- 1 Where is Lydia located in the Bible?
- 2 What was the capital of Lydia?
- 3 What was ancient Lydia known for?
- 4 Did the Lydians speak Greek?
- 5 What does Lydia do for a living?
- 6 Is Lydia a pretty name?
- 7 How old is the name Lydia?
- 8 What is Lydia now?
- 9 What race were Lydians?
- 10 What does Lydia mean in Greek?
- 11 What religion were Lydians?
- 12 Who was Lydia in Greek mythology?
- 13 What language did Etruscans speak?
- 14 Where did the Ionians come from?
Where is Lydia located in the Bible?
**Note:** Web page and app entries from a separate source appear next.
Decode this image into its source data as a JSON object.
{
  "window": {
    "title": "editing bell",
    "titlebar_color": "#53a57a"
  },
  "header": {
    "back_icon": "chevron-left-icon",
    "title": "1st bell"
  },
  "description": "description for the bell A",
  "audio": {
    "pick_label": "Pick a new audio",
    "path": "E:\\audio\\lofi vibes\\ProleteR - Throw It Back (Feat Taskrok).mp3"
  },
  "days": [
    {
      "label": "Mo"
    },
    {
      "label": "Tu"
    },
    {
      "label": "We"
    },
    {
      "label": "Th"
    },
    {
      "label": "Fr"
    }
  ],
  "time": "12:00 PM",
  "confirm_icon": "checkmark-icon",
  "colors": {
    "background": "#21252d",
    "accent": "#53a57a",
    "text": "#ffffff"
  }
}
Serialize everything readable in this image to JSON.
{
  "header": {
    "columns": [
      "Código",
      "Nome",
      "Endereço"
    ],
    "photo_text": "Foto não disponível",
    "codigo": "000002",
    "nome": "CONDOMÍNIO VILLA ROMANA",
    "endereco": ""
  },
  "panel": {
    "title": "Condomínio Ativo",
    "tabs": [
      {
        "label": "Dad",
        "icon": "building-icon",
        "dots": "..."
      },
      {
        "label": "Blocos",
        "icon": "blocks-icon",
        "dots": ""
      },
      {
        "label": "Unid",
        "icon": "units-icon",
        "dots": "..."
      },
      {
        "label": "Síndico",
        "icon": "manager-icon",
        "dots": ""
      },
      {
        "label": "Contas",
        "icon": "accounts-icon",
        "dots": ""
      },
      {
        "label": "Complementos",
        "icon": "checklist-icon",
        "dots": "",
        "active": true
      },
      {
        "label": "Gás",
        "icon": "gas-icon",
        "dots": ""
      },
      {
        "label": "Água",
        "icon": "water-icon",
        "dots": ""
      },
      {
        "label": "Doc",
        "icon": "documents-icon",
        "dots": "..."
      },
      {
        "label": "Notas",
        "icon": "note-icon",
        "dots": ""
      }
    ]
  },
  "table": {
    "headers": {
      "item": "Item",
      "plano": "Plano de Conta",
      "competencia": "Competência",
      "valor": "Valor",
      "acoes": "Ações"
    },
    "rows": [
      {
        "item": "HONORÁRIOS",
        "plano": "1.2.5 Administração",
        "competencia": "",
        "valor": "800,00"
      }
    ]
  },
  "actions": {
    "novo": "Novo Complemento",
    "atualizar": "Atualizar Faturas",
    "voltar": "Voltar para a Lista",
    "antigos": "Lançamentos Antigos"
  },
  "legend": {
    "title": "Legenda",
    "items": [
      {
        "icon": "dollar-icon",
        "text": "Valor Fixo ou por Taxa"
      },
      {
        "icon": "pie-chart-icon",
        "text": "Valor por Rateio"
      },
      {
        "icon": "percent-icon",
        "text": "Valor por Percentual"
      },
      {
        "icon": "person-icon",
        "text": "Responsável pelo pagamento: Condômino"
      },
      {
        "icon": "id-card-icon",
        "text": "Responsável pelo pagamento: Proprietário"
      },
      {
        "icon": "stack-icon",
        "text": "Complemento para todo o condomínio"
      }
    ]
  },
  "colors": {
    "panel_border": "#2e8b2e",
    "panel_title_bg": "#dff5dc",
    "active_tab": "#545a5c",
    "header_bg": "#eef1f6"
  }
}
Acts 16 describes Lydia as follows: A certain woman named Lydia, a seller of purple, of the city of Thyatira, one who worshiped God, heard us; whose heart the Lord opened to listen to the things which were spoken by Paul.
What was the capital of Lydia?
Its capital was Sardis. The Kingdom of Lydia existed from about 1200 BC to 546 BC. At its greatest extent, during the 7th century BC, it covered all of western Anatolia.
What was ancient Lydia known for?
Lydia, a name derived from its first King Lydus according to Herodotus but also known as Maeonia, occupied the western region of Asia Minor (Anatolia) in the Hermus and Cayster Valleys. Lydia was also noted for its production of fine textiles and leather goods.
Did the Lydians speak Greek?
Lydian, a member of the Anatolian branch of Indo-European languages that was spoken in western Anatolia (modern Turkey) up to about the 1st Century BC, when the Lydians adopted Greek as their language.
What does Lydia do for a living?
Lydia lived and worked in Philippi, dealing in textiles colored with the purple dye for which the region was famous. Her wealth allowed her to live independently in a spacious house. She was also a religious seeker. Though she was a Gentile by birth, Lydia worshipped the God of the Jews.
Is Lydia a pretty name?
Lydia is a beautiful name. Every name has teasing potential and kids will make fun of any name no matter how nice it is, so go with what you want. I wouldn’t fret about the chlamydia thing. It’s a pretty name.
How old is the name Lydia?
Although mentioned in the New Testament (Lydia was the first European convert of Saint Paul), it didn’t really emerge as a viable first name until the eighteenth century, promoted via the character of Lydia Languish in Sheridan’s popular 1775 play The Rivals, and the youngest of the Bennett girls in Pride and Prejudice
What is Lydia now?
Lydia was captured finally by Turkish beyliks, which were all absorbed by the Ottoman state in 1390. The area became part of the Ottoman Aidin Vilayet (province), and is now in the modern republic of Turkey.
What race were Lydians?
The Lydians (known as Sparda to the Achaemenids, Old Persian cuneiform ) were Anatolian people living in Lydia, a region in western Anatolia, who spoke the distinctive Lydian language, an Indo-European language of the Anatolian group.
What does Lydia mean in Greek?
Adelheid. Lydia is a feminine first name. It derives from the Greek Λυδία, Ludía, from λυδία (ludía; ” beautiful one “, “noble one”, “from Lydia/Persia”), a feminine form of the ancient given name Λυδός (Lydus).
What religion were Lydians?
Lydian religion was polytheistic, with a pantheon in the seventh and sixth centuries BC that was partly Anatolian and partly Greek (like much else in Lydian culture). Some gods and goddesses worshipped by Lydians were fundamentally Anatolian, others were partly or wholly Greek.
Who was Lydia in Greek mythology?
An ancient kingdom in western Asia Minor. Lydia was named after Lydus and ruled by the descendants of Herakles (Heracles) for 505 years from the rule of Agron until the time of Kandaules (Candaules).
What language did Etruscans speak?
Etruscan language, language isolate spoken by close neighbours of the ancient Romans. The Romans called the Etruscans Etrusci or Tusci; in Greek they were called Tyrsenoi or Tyrrhenoi; in Umbrian and Italic language their name can be found in the adjective turskum. The Etruscans’ name for themselves was rasna or raśna.
Where did the Ionians come from?
Ionian, any member of an important eastern division of the ancient Greek people, who gave their name to a district on the western coast of Anatolia (now Turkey). The Ionian dialect of Greek was closely related to Attic and was spoken in Ionia and on many of the Aegean islands.